Some thoughts (and concerns) about "the Soft Skills Gap": 

Final project grade distribution ranged from D to A+ (big gap!). I am very convinced that the D students were the ones with the poorest "soft skills" and the As were students with excellent self-management skills. There were some 'A+' students who scored in the B range (demonstrating in my opinion that they were the 'A student' who knows how to function in the traditional schooling system but falls short more readily when self-management is a factor), and there were some 'B students' who scored in the A to A+ range (demonstrating they were students who are motivated when choice, freedom, and pacing were in their hands). Of course, this is a gap I'd like to bridge when executing gamified curricula in the future. The gamified Macbeth unit pointed out for certain students that they have a deficiency when it comes to soft skills, but did those students improve their skills by way of the experience? That is the question...

IV. Nuts & Bolts:
-More on how we used and why - Questions?
-More on how we used blogger and why - Questions?
-More on how Seth used Classcraft and why - Questions?
-Elements of Structural Gamification in our approach:
-Elements of Content Gamification in our approach:
-How we gave Feedback/COLM rubric

V. Group Activity:

-See document attached at bottom of this Google Site page.

-We would like 3 or 4 workshop attendees to bring plans for a three week module you are teaching or plan to teach so that (as a group) we can practice gamifying a module

-Using the template at the bottom of the page (a structural template), your group will create content for three levels of work. Follow these steps:
    1. What is the objective of the module (all content should lead to this goal)
    2. How can the material be divided into three stages of Bloom's Taxonomy?
    3. What assignments fulfill the goals of these three stages, while also allowing for different learning styles and learning tools?
    4. Decide which assignments will be required and which will be optional
    5. Decide on XP points for each assignment based on level of challenge
    6. Consider other structural gamification aspects that would promote motivation, engagement, sense of accomplishment, etc., in your students
    7. Reflect on the possible problems of your design. How should those issues be addressed?

VI. Reflection/Discussion about Overview & Group Activity:

Questions for groups:

1. What are the strengths and weaknesses of your gamified 3 week module?

2. What role does technology play in the implementation of your module?

3. Thinking of the SAMR model, do you detect any Modifying or Redefining elements in your projected plan?

4. What are you anxious about? What are you excited about?

5. What will you do tomorrow?

Some Difficult Questions for Discussion:

1. What do you do when a student doesn’t seem to be good at self-management? What if they fall too far behind? I’ve noticed that there is a widening gap between students who excel at self-management and those who do not when one gamifies the curricular approach. What do you do about that gap?

2. How does an English teacher grade efficiently and stay on top of providing a constant feedback loop? In other words, I’ve noticed another widening gap between the overwhelmed teacher and the very motivated student. How do you keep up when considering the grading tasks of an English Lit. teacher?

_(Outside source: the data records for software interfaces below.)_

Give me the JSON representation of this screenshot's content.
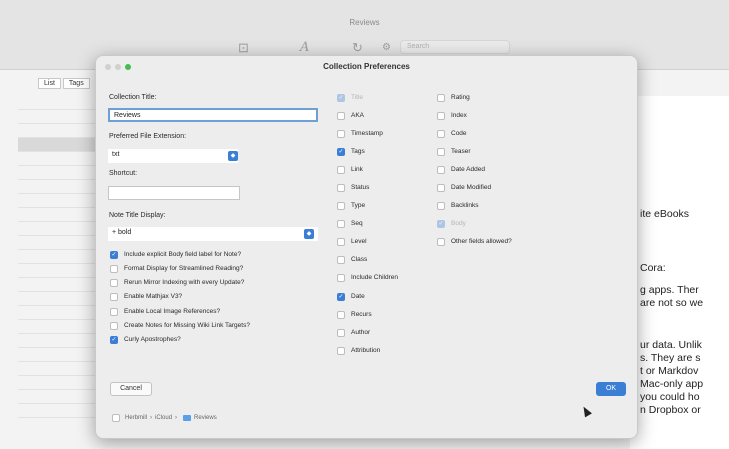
{
  "app": {
    "window_title": "Reviews",
    "toolbar_icons": [
      "sidebar-icon",
      "font-icon",
      "refresh-icon",
      "gear-icon"
    ],
    "search_placeholder": "Search",
    "left_tabs": [
      "List",
      "Tags"
    ],
    "right_lines": [
      "ite eBooks",
      "Cora:",
      "g apps. Ther",
      "are not so we",
      "ur data. Unlik",
      "s. They are s",
      "t or Markdov",
      "Mac-only app",
      "you could ho",
      "n Dropbox or"
    ]
  },
  "dialog": {
    "title": "Collection Preferences",
    "collection_title_label": "Collection Title:",
    "collection_title_value": "Reviews",
    "file_ext_label": "Preferred File Extension:",
    "file_ext_value": "txt",
    "shortcut_label": "Shortcut:",
    "shortcut_value": "",
    "note_title_label": "Note Title Display:",
    "note_title_value": "+ bold",
    "options": [
      {
        "label": "Include explicit Body field label for Note?",
        "checked": true
      },
      {
        "label": "Format Display for Streamlined Reading?",
        "checked": false
      },
      {
        "label": "Rerun Mirror Indexing with every Update?",
        "checked": false
      },
      {
        "label": "Enable Mathjax V3?",
        "checked": false
      },
      {
        "label": "Enable Local Image References?",
        "checked": false
      },
      {
        "label": "Create Notes for Missing Wiki Link Targets?",
        "checked": false
      },
      {
        "label": "Curly Apostrophes?",
        "checked": true
      }
    ],
    "fields_col1": [
      {
        "label": "Title",
        "checked": true,
        "disabled": true
      },
      {
        "label": "AKA",
        "checked": false
      },
      {
        "label": "Timestamp",
        "checked": false
      },
      {
        "label": "Tags",
        "checked": true
      },
      {
        "label": "Link",
        "checked": false
      },
      {
        "label": "Status",
        "checked": false
      },
      {
        "label": "Type",
        "checked": false
      },
      {
        "label": "Seq",
        "checked": false
      },
      {
        "label": "Level",
        "checked": false
      },
      {
        "label": "Class",
        "checked": false
      },
      {
        "label": "Include Children",
        "checked": false
      },
      {
        "label": "Date",
        "checked": true
      },
      {
        "label": "Recurs",
        "checked": false
      },
      {
        "label": "Author",
        "checked": false
      },
      {
        "label": "Attribution",
        "checked": false
      }
    ],
    "fields_col2": [
      {
        "label": "Rating",
        "checked": false
      },
      {
        "label": "Index",
        "checked": false
      },
      {
        "label": "Code",
        "checked": false
      },
      {
        "label": "Teaser",
        "checked": false
      },
      {
        "label": "Date Added",
        "checked": false
      },
      {
        "label": "Date Modified",
        "checked": false
      },
      {
        "label": "Backlinks",
        "checked": false
      },
      {
        "label": "Body",
        "checked": true,
        "disabled": true
      },
      {
        "label": "Other fields allowed?",
        "checked": false
      }
    ],
    "cancel_label": "Cancel",
    "ok_label": "OK",
    "footer_path": {
      "root": "Herbmill",
      "middle": "iCloud",
      "folder": "Reviews"
    }
  }
}
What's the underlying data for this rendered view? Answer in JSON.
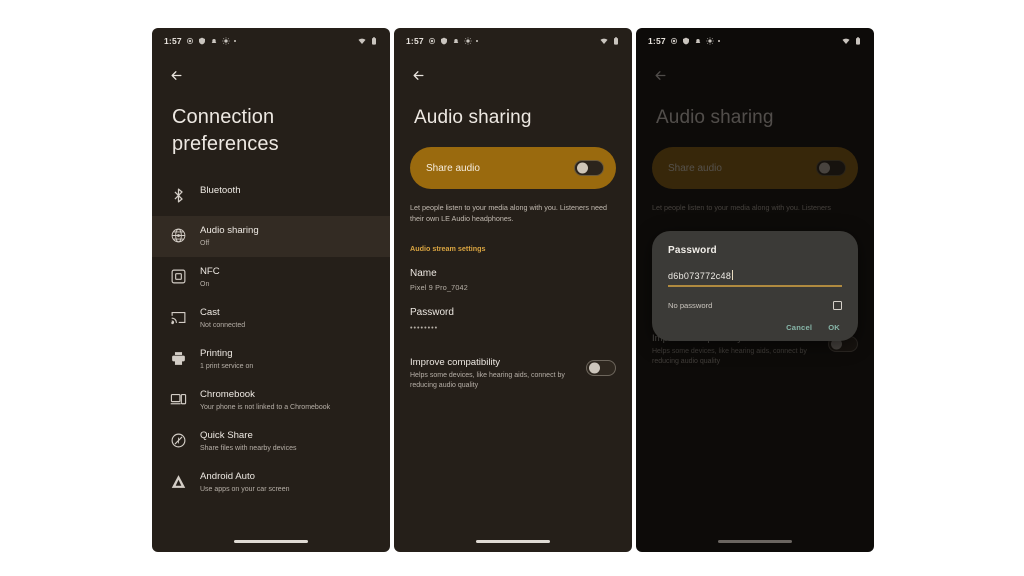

3. Should there be a public point board to celebrate and announce accomplishment? Or do we risk shaming the students who prove to be less successful?

4. Is it realistic to attempt to gamify an entire year of curricular design and delivery? And should one do so?

VII. Links to More Resources:

Jared Colley,
Jul 5, 2016, 5:52 PM